Ground covers as problem solvers
Let the plants do the work
Ground covers are tough, self reliant plants, and good territorial defenders. Most ground covers are zero maintenance plants. They don’t need weed killers, because they do it themselves.
Ironically, some of the best ground covers aren’t creeping root stocks or the other traditional types. Some clumping types of garden plants, succulents, perennials, ornamental grasses, and even herbs, can do the job very well. Depending on the area and the job you want the ground cover to do, there will be several ground covers to give you a great choice of colors and form.
You may need to experiment a bit, but in most cases the soil type defines the type of ground cover you need.
Ground covers and dead patches
Ground covers have another important function which is considered on of their traditional roles. They can colonize and hold the dead patches in gardens where nothing seems to grow. This role is very important in garden defence, because the dead areas are thermal sinks which can affect soil temperature progressively over time.
Most dead patches are either severely impacted soils, clays, or high drainage/low nutrient areas where the conditions of the soil prevent plant growth. They’re basically deserts. Strangely, these very characteristics are useful for gardeners trying to find a way of getting rid of them.
Impacted and lifeless soils
In Australia, some soils are like bedrock, impacted, silica-rich soils that drain so fast that even if you can plant anything in them, you spend all your time fighting the nature of the soil. The soil gets very hot, like sand, and will kill annuals with ease.
The joke is that if you treat this lifeless rubbish as the drainage layer, and just put plenty of good soil (preferably with some fibre, like bark, for structure) on top of it and add a layer of bark mulch, you kill off all the negative characteristics, and get the benefit of the sandy drainage effect below.
This is actually a standard Australian soil/vegetation layering effect, and it works in just about all situations where the soil is the problem.

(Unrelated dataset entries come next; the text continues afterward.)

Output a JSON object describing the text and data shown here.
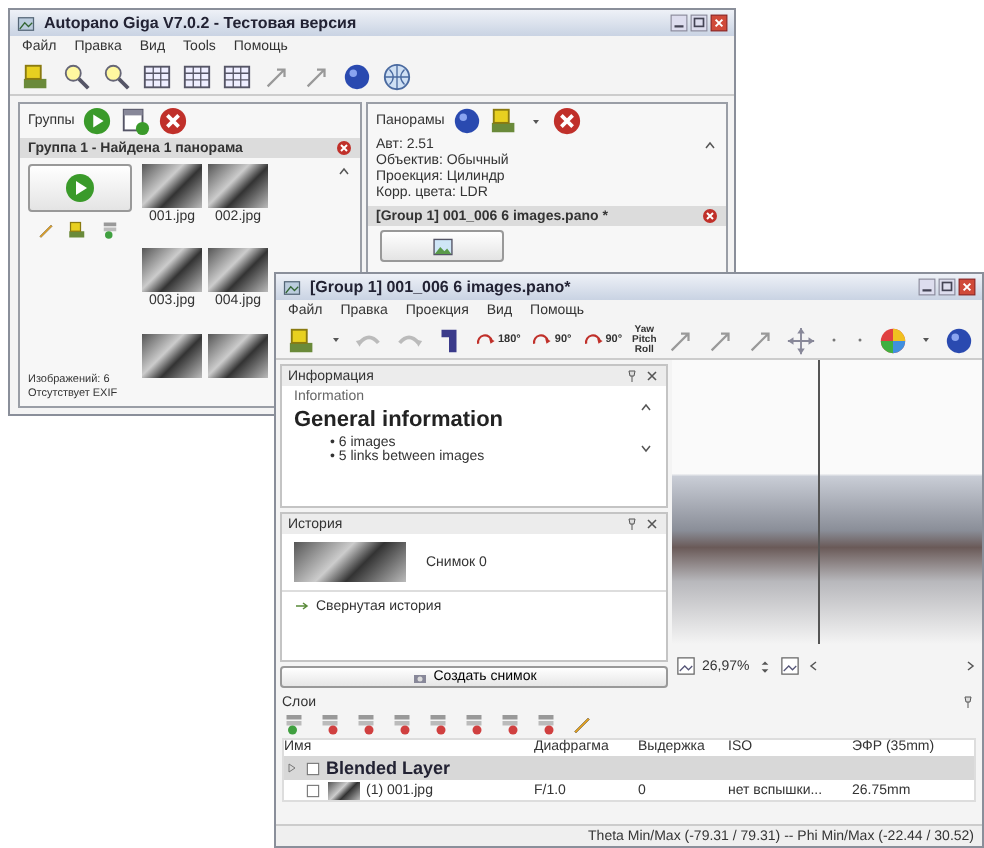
{
  "main_window": {
    "title": "Autopano Giga V7.0.2 - Тестовая версия",
    "menu": [
      "Файл",
      "Правка",
      "Вид",
      "Tools",
      "Помощь"
    ],
    "groups_panel": {
      "label": "Группы",
      "group_header": "Группа 1 - Найдена 1 панорама",
      "images": [
        {
          "name": "001.jpg"
        },
        {
          "name": "002.jpg"
        },
        {
          "name": "003.jpg"
        },
        {
          "name": "004.jpg"
        }
      ],
      "info": [
        "Изображений: 6",
        "Отсутствует EXIF"
      ]
    },
    "panoramas_panel": {
      "label": "Панорамы",
      "details": [
        "Авт: 2.51",
        "Объектив: Обычный",
        "Проекция: Цилиндр",
        "Корр. цвета: LDR"
      ],
      "pano_header": "[Group 1] 001_006 6 images.pano *"
    }
  },
  "editor_window": {
    "title": "[Group 1] 001_006 6 images.pano*",
    "menu": [
      "Файл",
      "Правка",
      "Проекция",
      "Вид",
      "Помощь"
    ],
    "toolbar_labels": [
      "180°",
      "90°",
      "90°",
      "Yaw Pitch Roll"
    ],
    "info_panel": {
      "label": "Информация",
      "subtitle": "Information",
      "heading": "General information",
      "bullets": [
        "• 6 images",
        "• 5 links between images"
      ]
    },
    "history_panel": {
      "label": "История",
      "snapshot": "Снимок 0",
      "collapsed": "Свернутая история",
      "create_button": "Создать снимок"
    },
    "zoom": "26,97%",
    "layers_panel": {
      "label": "Слои",
      "columns": [
        "Имя",
        "Диафрагма",
        "Выдержка",
        "ISO",
        "ЭФР (35mm)"
      ],
      "rows": [
        {
          "name": "Blended Layer",
          "cells": [],
          "children": [
            {
              "name": "(1) 001.jpg",
              "cells": [
                "F/1.0",
                "0",
                "нет вспышки...",
                "26.75mm"
              ]
            }
          ]
        }
      ]
    },
    "status": "Theta Min/Max (-79.31 / 79.31) -- Phi Min/Max (-22.44 / 30.52)"
  }
}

The best plants to cover the new area? Yep, ground covers. They bond the new soil, add organic materials, and since most have shallow root systems, they’re in no danger of hitting the sandy soil below. Much more importantly, they also provide good thermal insulation for the soil in severe temperature scenarios.
Drainage problems and ground covers
Some ground covers are excellent cures for wet, badly drained areas. Some of the most unlikely plants, like mints, are water plants by nature. They thrive in waterlogged areas. You may need to hunt around for a local water-hog ground cover, but it will definitely take care of the problem. It will also take care of the drainage problem to at least some extent. Allow the cover to run wild, and you’ll find the problem solves itself.
(Note: the problem isn’t solved if you’ve still got a mosquito breeding zone. Mosquito larvae don’t like mud. Add mulch to the wet zone in the breeding season, and you’ll get the problem under control.)
Ground covers as garden defenders
The primary traditional role of ground covers is as weed stoppers. Most are excellent for this role, highly territorial plants which will prevent any outbreak of major infestations. You can also rely on them to prevent drainage issues in the garden, because most are highly opportunistic, and will guzzle up the water to a large extent.
Many ground covers are also insect and mold resistant. Being close to the ground, they live in a tough environment. They need these characteristics, and they also act as a deterrent to these pests. It’s advisable to use at least some native plants as ground covers for this reason, because they’ll reduce the incidence of problems.
One reason for letting the plants do the work is because they do a much more thorough job. Haul up a cup of coffee, and cheer them on.